§ **Problem**
Note each line of the entries that includes "this". Then copy those lines.

── Material to process ──

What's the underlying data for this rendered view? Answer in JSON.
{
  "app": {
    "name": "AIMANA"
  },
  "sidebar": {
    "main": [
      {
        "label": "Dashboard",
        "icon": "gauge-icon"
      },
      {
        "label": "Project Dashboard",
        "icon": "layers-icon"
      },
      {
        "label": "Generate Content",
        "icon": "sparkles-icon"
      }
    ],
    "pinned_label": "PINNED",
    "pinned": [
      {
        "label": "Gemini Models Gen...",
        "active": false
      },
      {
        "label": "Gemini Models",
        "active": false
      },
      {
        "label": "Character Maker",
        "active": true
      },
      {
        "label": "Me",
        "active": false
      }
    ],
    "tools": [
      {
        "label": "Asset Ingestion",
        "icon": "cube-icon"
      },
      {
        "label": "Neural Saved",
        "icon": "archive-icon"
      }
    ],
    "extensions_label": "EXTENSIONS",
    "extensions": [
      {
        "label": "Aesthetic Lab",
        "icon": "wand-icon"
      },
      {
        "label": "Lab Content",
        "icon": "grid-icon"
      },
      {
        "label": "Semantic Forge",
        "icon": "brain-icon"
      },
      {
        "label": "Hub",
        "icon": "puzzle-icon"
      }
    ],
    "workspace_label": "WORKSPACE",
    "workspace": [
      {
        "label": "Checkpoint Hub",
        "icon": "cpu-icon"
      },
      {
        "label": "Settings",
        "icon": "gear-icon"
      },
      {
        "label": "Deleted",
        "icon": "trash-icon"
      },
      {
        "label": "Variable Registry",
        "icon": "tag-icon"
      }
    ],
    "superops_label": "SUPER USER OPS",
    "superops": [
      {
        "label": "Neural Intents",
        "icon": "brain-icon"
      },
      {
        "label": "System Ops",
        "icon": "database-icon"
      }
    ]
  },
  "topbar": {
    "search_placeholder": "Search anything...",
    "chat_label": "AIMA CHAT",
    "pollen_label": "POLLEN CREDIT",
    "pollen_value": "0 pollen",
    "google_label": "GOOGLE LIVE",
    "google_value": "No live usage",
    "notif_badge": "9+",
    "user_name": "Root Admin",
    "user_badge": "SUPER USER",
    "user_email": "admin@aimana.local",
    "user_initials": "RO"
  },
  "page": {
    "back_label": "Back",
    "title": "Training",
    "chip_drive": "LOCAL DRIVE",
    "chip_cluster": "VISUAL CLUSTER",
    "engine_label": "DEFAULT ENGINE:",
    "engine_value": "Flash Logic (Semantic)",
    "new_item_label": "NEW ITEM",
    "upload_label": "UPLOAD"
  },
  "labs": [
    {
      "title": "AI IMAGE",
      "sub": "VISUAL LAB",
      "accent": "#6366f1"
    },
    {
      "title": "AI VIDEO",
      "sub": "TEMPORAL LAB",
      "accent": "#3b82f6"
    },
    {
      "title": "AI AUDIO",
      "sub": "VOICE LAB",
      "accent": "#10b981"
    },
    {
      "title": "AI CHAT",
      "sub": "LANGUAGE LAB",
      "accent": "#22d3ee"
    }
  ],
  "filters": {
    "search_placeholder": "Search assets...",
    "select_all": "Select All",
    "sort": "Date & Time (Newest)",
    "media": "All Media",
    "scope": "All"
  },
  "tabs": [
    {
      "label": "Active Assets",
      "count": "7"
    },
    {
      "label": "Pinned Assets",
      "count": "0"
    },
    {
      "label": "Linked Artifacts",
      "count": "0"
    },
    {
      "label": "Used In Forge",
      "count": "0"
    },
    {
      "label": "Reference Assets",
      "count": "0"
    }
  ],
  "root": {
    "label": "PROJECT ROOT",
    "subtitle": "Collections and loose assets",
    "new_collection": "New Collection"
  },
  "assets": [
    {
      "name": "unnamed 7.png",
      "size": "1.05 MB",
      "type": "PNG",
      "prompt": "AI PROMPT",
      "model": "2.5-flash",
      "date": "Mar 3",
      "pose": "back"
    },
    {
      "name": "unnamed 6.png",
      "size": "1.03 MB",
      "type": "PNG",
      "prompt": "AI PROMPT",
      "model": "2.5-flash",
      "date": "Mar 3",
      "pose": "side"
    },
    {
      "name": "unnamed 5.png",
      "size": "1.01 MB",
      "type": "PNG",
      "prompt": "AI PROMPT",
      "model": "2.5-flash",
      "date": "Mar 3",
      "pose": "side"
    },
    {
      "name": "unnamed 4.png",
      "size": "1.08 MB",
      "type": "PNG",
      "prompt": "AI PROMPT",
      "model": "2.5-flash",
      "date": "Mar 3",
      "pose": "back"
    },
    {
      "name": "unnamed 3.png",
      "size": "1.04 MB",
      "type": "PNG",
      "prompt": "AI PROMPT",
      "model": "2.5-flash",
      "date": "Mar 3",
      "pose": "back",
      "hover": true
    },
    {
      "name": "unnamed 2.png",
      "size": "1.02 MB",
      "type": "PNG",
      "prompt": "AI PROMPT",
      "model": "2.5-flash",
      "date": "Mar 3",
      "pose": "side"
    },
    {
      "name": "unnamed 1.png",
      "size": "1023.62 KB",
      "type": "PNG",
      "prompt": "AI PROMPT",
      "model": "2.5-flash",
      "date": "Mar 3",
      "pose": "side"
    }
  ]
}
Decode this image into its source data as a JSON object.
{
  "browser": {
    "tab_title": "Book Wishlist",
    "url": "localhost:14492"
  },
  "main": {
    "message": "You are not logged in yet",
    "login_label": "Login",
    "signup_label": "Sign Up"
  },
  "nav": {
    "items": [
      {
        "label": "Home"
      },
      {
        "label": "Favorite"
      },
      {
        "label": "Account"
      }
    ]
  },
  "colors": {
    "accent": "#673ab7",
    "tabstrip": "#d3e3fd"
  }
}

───

§ **Task result**
What's the underlying data for this rendered view? Answer in JSON.
Decode this image into its source data as a JSON object.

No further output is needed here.